(TASK TO CARRY OUT): When copying the data, keep every line exactly the same.

[Excerpts from an interface dataset]
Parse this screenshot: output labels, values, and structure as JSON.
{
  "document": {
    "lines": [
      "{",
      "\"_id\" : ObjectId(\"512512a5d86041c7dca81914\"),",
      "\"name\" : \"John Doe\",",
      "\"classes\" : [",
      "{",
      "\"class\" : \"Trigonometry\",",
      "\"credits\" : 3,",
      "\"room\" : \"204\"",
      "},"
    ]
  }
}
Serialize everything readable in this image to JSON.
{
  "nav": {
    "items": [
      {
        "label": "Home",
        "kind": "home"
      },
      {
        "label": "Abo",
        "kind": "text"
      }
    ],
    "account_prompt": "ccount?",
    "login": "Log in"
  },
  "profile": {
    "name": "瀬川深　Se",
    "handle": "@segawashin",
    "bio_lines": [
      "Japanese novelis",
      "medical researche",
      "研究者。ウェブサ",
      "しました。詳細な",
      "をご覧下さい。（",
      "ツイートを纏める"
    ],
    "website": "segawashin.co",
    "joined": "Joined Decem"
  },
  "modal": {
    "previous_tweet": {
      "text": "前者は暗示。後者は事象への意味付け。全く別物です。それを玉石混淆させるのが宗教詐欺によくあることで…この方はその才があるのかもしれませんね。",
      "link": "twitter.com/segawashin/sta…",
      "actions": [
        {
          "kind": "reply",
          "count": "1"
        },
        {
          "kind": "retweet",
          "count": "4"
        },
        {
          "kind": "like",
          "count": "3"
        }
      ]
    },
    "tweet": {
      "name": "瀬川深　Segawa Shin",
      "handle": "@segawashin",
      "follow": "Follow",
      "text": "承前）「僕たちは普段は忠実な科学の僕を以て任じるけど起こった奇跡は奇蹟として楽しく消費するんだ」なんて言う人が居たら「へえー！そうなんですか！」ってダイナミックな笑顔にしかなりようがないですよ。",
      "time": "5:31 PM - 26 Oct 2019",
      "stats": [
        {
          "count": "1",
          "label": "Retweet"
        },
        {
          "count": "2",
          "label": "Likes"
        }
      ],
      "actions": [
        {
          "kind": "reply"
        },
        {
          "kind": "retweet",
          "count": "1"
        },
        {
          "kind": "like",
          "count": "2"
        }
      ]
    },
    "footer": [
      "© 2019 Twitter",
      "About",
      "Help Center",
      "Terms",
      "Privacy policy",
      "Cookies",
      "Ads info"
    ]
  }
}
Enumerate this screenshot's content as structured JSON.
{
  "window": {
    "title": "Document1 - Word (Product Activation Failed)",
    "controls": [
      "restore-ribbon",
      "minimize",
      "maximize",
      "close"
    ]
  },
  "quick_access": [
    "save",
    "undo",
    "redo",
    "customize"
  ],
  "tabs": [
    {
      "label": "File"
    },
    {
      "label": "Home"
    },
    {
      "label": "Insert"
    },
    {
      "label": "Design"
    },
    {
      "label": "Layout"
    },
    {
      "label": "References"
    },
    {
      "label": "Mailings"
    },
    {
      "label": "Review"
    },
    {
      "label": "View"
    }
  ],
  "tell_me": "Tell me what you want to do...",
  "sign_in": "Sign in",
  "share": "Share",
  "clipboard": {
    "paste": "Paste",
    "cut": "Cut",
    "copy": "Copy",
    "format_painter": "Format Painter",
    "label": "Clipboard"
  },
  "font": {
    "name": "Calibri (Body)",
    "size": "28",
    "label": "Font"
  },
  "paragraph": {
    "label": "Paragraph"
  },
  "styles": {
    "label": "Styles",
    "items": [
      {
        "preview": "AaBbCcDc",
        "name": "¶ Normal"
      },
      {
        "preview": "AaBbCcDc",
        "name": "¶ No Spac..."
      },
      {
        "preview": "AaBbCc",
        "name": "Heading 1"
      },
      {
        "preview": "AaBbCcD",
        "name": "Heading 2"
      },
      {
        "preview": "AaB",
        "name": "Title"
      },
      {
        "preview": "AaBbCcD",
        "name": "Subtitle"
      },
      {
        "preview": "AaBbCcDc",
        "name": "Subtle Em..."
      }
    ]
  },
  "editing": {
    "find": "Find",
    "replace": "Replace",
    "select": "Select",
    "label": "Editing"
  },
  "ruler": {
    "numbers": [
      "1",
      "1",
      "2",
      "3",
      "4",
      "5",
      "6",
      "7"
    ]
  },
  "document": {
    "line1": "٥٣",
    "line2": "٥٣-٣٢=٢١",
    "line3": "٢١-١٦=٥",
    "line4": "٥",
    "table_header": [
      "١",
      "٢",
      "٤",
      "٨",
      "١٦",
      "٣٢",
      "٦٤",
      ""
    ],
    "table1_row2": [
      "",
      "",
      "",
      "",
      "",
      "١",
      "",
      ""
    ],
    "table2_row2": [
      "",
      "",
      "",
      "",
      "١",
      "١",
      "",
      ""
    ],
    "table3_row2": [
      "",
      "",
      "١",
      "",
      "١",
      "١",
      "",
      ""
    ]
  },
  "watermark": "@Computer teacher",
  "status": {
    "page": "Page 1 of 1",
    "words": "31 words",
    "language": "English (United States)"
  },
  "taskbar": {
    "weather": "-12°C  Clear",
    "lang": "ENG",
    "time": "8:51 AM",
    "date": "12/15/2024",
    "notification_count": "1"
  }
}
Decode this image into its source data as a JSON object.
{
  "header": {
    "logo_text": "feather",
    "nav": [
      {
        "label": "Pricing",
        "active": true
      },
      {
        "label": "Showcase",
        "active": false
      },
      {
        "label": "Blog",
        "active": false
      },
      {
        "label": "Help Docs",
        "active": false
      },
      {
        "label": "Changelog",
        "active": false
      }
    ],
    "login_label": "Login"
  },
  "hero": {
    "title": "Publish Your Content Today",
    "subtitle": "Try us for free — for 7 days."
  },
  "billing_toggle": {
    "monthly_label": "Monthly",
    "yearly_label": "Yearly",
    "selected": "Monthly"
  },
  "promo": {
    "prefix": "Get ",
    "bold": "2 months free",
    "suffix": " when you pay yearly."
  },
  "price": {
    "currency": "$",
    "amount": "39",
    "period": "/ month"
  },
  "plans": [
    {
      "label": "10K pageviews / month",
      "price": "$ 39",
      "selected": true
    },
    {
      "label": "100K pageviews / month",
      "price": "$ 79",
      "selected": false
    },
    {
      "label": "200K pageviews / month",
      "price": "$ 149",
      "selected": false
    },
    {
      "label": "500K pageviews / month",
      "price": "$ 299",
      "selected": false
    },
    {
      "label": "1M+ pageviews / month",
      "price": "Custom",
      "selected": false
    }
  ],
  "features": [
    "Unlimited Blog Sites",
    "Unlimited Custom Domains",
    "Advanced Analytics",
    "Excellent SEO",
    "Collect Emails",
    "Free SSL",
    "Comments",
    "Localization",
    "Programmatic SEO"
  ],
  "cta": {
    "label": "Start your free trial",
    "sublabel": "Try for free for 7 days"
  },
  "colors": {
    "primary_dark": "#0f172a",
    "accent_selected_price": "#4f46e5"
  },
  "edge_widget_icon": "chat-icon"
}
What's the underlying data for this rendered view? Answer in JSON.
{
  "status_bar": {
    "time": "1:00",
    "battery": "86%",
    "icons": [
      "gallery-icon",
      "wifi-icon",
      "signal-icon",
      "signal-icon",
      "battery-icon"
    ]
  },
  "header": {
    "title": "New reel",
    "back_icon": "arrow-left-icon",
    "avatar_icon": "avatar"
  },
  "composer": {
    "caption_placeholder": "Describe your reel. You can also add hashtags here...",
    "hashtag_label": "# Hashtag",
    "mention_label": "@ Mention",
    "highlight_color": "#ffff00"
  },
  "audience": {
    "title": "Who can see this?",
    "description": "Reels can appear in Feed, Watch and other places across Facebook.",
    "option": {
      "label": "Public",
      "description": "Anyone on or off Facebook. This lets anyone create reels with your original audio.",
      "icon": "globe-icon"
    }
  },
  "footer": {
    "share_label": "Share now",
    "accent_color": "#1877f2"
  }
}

(ANSWER TO THE PROBLEM):
Parse this screenshot: output labels, values, and structure as JSON.
{
  "document": {
    "lines": [
      "{",
      "\"_id\" : ObjectId(\"512512a5d86041c7dca81914\"),",
      "\"name\" : \"John Doe\",",
      "\"classes\" : [",
      "{",
      "\"class\" : \"Trigonometry\",",
      "\"credits\" : 3,",
      "\"room\" : \"204\"",
      "},"
    ]
  }
}
Serialize everything readable in this image to JSON.
{
  "nav": {
    "items": [
      {
        "label": "Home",
        "kind": "home"
      },
      {
        "label": "Abo",
        "kind": "text"
      }
    ],
    "account_prompt": "ccount?",
    "login": "Log in"
  },
  "profile": {
    "name": "瀬川深　Se",
    "handle": "@segawashin",
    "bio_lines": [
      "Japanese novelis",
      "medical researche",
      "研究者。ウェブサ",
      "しました。詳細な",
      "をご覧下さい。（",
      "ツイートを纏める"
    ],
    "website": "segawashin.co",
    "joined": "Joined Decem"
  },
  "modal": {
    "previous_tweet": {
      "text": "前者は暗示。後者は事象への意味付け。全く別物です。それを玉石混淆させるのが宗教詐欺によくあることで…この方はその才があるのかもしれませんね。",
      "link": "twitter.com/segawashin/sta…",
      "actions": [
        {
          "kind": "reply",
          "count": "1"
        },
        {
          "kind": "retweet",
          "count": "4"
        },
        {
          "kind": "like",
          "count": "3"
        }
      ]
    },
    "tweet": {
      "name": "瀬川深　Segawa Shin",
      "handle": "@segawashin",
      "follow": "Follow",
      "text": "承前）「僕たちは普段は忠実な科学の僕を以て任じるけど起こった奇跡は奇蹟として楽しく消費するんだ」なんて言う人が居たら「へえー！そうなんですか！」ってダイナミックな笑顔にしかなりようがないですよ。",
      "time": "5:31 PM - 26 Oct 2019",
      "stats": [
        {
          "count": "1",
          "label": "Retweet"
        },
        {
          "count": "2",
          "label": "Likes"
        }
      ],
      "actions": [
        {
          "kind": "reply"
        },
        {
          "kind": "retweet",
          "count": "1"
        },
        {
          "kind": "like",
          "count": "2"
        }
      ]
    },
    "footer": [
      "© 2019 Twitter",
      "About",
      "Help Center",
      "Terms",
      "Privacy policy",
      "Cookies",
      "Ads info"
    ]
  }
}
Enumerate this screenshot's content as structured JSON.
{
  "window": {
    "title": "Document1 - Word (Product Activation Failed)",
    "controls": [
      "restore-ribbon",
      "minimize",
      "maximize",
      "close"
    ]
  },
  "quick_access": [
    "save",
    "undo",
    "redo",
    "customize"
  ],
  "tabs": [
    {
      "label": "File"
    },
    {
      "label": "Home"
    },
    {
      "label": "Insert"
    },
    {
      "label": "Design"
    },
    {
      "label": "Layout"
    },
    {
      "label": "References"
    },
    {
      "label": "Mailings"
    },
    {
      "label": "Review"
    },
    {
      "label": "View"
    }
  ],
  "tell_me": "Tell me what you want to do...",
  "sign_in": "Sign in",
  "share": "Share",
  "clipboard": {
    "paste": "Paste",
    "cut": "Cut",
    "copy": "Copy",
    "format_painter": "Format Painter",
    "label": "Clipboard"
  },
  "font": {
    "name": "Calibri (Body)",
    "size": "28",
    "label": "Font"
  },
  "paragraph": {
    "label": "Paragraph"
  },
  "styles": {
    "label": "Styles",
    "items": [
      {
        "preview": "AaBbCcDc",
        "name": "¶ Normal"
      },
      {
        "preview": "AaBbCcDc",
        "name": "¶ No Spac..."
      },
      {
        "preview": "AaBbCc",
        "name": "Heading 1"
      },
      {
        "preview": "AaBbCcD",
        "name": "Heading 2"
      },
      {
        "preview": "AaB",
        "name": "Title"
      },
      {
        "preview": "AaBbCcD",
        "name": "Subtitle"
      },
      {
        "preview": "AaBbCcDc",
        "name": "Subtle Em..."
      }
    ]
  },
  "editing": {
    "find": "Find",
    "replace": "Replace",
    "select": "Select",
    "label": "Editing"
  },
  "ruler": {
    "numbers": [
      "1",
      "1",
      "2",
      "3",
      "4",
      "5",
      "6",
      "7"
    ]
  },
  "document": {
    "line1": "٥٣",
    "line2": "٥٣-٣٢=٢١",
    "line3": "٢١-١٦=٥",
    "line4": "٥",
    "table_header": [
      "١",
      "٢",
      "٤",
      "٨",
      "١٦",
      "٣٢",
      "٦٤",
      ""
    ],
    "table1_row2": [
      "",
      "",
      "",
      "",
      "",
      "١",
      "",
      ""
    ],
    "table2_row2": [
      "",
      "",
      "",
      "",
      "١",
      "١",
      "",
      ""
    ],
    "table3_row2": [
      "",
      "",
      "١",
      "",
      "١",
      "١",
      "",
      ""
    ]
  },
  "watermark": "@Computer teacher",
  "status": {
    "page": "Page 1 of 1",
    "words": "31 words",
    "language": "English (United States)"
  },
  "taskbar": {
    "weather": "-12°C  Clear",
    "lang": "ENG",
    "time": "8:51 AM",
    "date": "12/15/2024",
    "notification_count": "1"
  }
}
Decode this image into its source data as a JSON object.
{
  "header": {
    "logo_text": "feather",
    "nav": [
      {
        "label": "Pricing",
        "active": true
      },
      {
        "label": "Showcase",
        "active": false
      },
      {
        "label": "Blog",
        "active": false
      },
      {
        "label": "Help Docs",
        "active": false
      },
      {
        "label": "Changelog",
        "active": false
      }
    ],
    "login_label": "Login"
  },
  "hero": {
    "title": "Publish Your Content Today",
    "subtitle": "Try us for free — for 7 days."
  },
  "billing_toggle": {
    "monthly_label": "Monthly",
    "yearly_label": "Yearly",
    "selected": "Monthly"
  },
  "promo": {
    "prefix": "Get ",
    "bold": "2 months free",
    "suffix": " when you pay yearly."
  },
  "price": {
    "currency": "$",
    "amount": "39",
    "period": "/ month"
  },
  "plans": [
    {
      "label": "10K pageviews / month",
      "price": "$ 39",
      "selected": true
    },
    {
      "label": "100K pageviews / month",
      "price": "$ 79",
      "selected": false
    },
    {
      "label": "200K pageviews / month",
      "price": "$ 149",
      "selected": false
    },
    {
      "label": "500K pageviews / month",
      "price": "$ 299",
      "selected": false
    },
    {
      "label": "1M+ pageviews / month",
      "price": "Custom",
      "selected": false
    }
  ],
  "features": [
    "Unlimited Blog Sites",
    "Unlimited Custom Domains",
    "Advanced Analytics",
    "Excellent SEO",
    "Collect Emails",
    "Free SSL",
    "Comments",
    "Localization",
    "Programmatic SEO"
  ],
  "cta": {
    "label": "Start your free trial",
    "sublabel": "Try for free for 7 days"
  },
  "colors": {
    "primary_dark": "#0f172a",
    "accent_selected_price": "#4f46e5"
  },
  "edge_widget_icon": "chat-icon"
}
What's the underlying data for this rendered view? Answer in JSON.
{
  "status_bar": {
    "time": "1:00",
    "battery": "86%",
    "icons": [
      "gallery-icon",
      "wifi-icon",
      "signal-icon",
      "signal-icon",
      "battery-icon"
    ]
  },
  "header": {
    "title": "New reel",
    "back_icon": "arrow-left-icon",
    "avatar_icon": "avatar"
  },
  "composer": {
    "caption_placeholder": "Describe your reel. You can also add hashtags here...",
    "hashtag_label": "# Hashtag",
    "mention_label": "@ Mention",
    "highlight_color": "#ffff00"
  },
  "audience": {
    "title": "Who can see this?",
    "description": "Reels can appear in Feed, Watch and other places across Facebook.",
    "option": {
      "label": "Public",
      "description": "Anyone on or off Facebook. This lets anyone create reels with your original audio.",
      "icon": "globe-icon"
    }
  },
  "footer": {
    "share_label": "Share now",
    "accent_color": "#1877f2"
  }
}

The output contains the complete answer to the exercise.